tormented figures with two eyes on one side of a nose? An irascible
gnome, thumbing his nose at the bourgeoisie?
Perhaps. But Pablo Picasso - the painter, sculptor, printmaker
whose life spanned nine decades of the 19th and 20th centuries,
lived from 1881 to 1973 - and changed the course of Western art
From where did genius come?
At the National Gallery of Art here in Washington, an
exploration of works, many seen for the first time, is simply
titled "Picasso - The Early Years, 1892-1906."
The paintings flow like a great river develops, slowly, with
academic exercises at its source, and from there gathering
strength, depth and width, and it rolled into the flood called
cubism, a movement that astounded the world.
Picasso absorbed styles of art from classical Greece and
provincial Spain and from Africa, and he transformed them into his
own. The boy could draw, but more than that, his talent must have
felt like fire in his fing er tips. He had to paint.
Pablo Ruiz Picasso was born Oct. 25, 1881, in Malaga, Spain.
His father was a drawing instructor, and his son's first teacher
and model. His mother, lively and warm, encouraged her son.
"When I was a child, my mother said to me, `If you become a
soldier you'll be a general. If you become a monk, you'll end up as
the Pope.' Instead, I became a painter and wound up as Picasso."
Picasso was educated in the rigid Spanish academic tradition of
copying classical art and imitating master artists, earning honor
grades and winning gold medals at art exhibitions. The National
Gallery has assembled a rich array of works showing this fledgling
genius. "Study of a Torso, After a Plaster Cast" (1893) shows a
mastery of technique that deftly conveys a sense of solidity and
heaviness of a form in space.
His portraits show a keen insight into the psyche of the
sitter. His mother, drawn in pastel in 1896, is caught resting for
a moment. Her graying hair is unraveling, her skin is soft and
translucent, her mouth is tightly shut. His father, drawn in 1899
in crayon, is a kindly eyed gentleman, almost hidden in an overcoat.
As a teen-ager, Picasso began a pattern that stayed with him
all his life. In 1897 he openly rebelled against the academy's
dictums. Calling himself the "heir to El Greco," after the
16th-century artist, he began using distorted forms and bold
outlines, as in "Face in the Style of El Greco" (1899).
Picasso was caught up in the social upheaval in Catalonia
demanding bet ter living conditions for the lower classes. The
plight of wounded soldiers flooding the country after defeats in
Cuba and the Philippines touched his conscience. "The End of the
Road" (1899-1900), with humped over figures trudging toward a death
head, eerily presages his tormented "Blue Period."
In 1900, at the age of 19, he made his first trip to Paris,

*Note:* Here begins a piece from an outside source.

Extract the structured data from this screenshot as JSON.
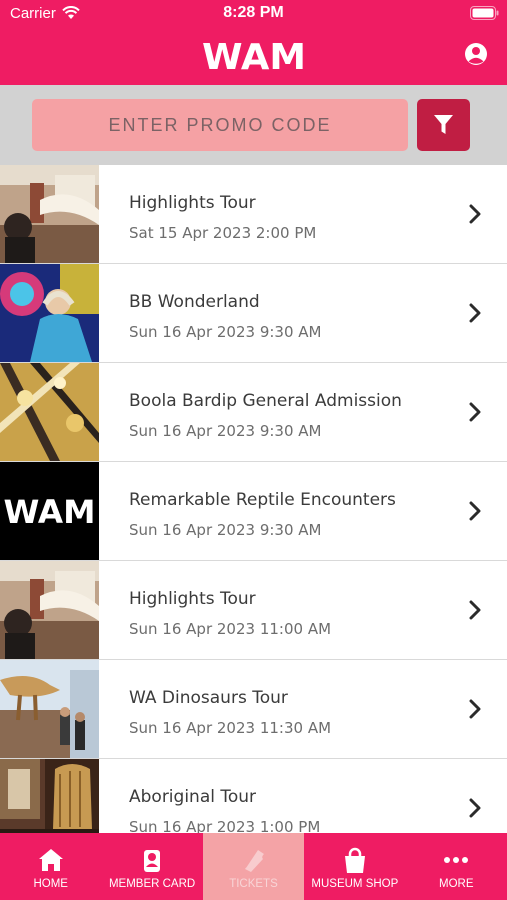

with his great friend, Carles Casagemus. He rented a studio in
Montmartre and signed a contract with the art dealer Pere Manach
and dove into the avant-garde.
Dancing in the bohemian swirl, Picasso experimented in
expressionist paintings of lovers and painted bordellos and bars in
riotous color. His art exuded freshness and swagger. He began to
use the now famous "PICASSO" signature. His first exhibition at the
influential gallery of Ambroise Vollard was a critical and
financial success. …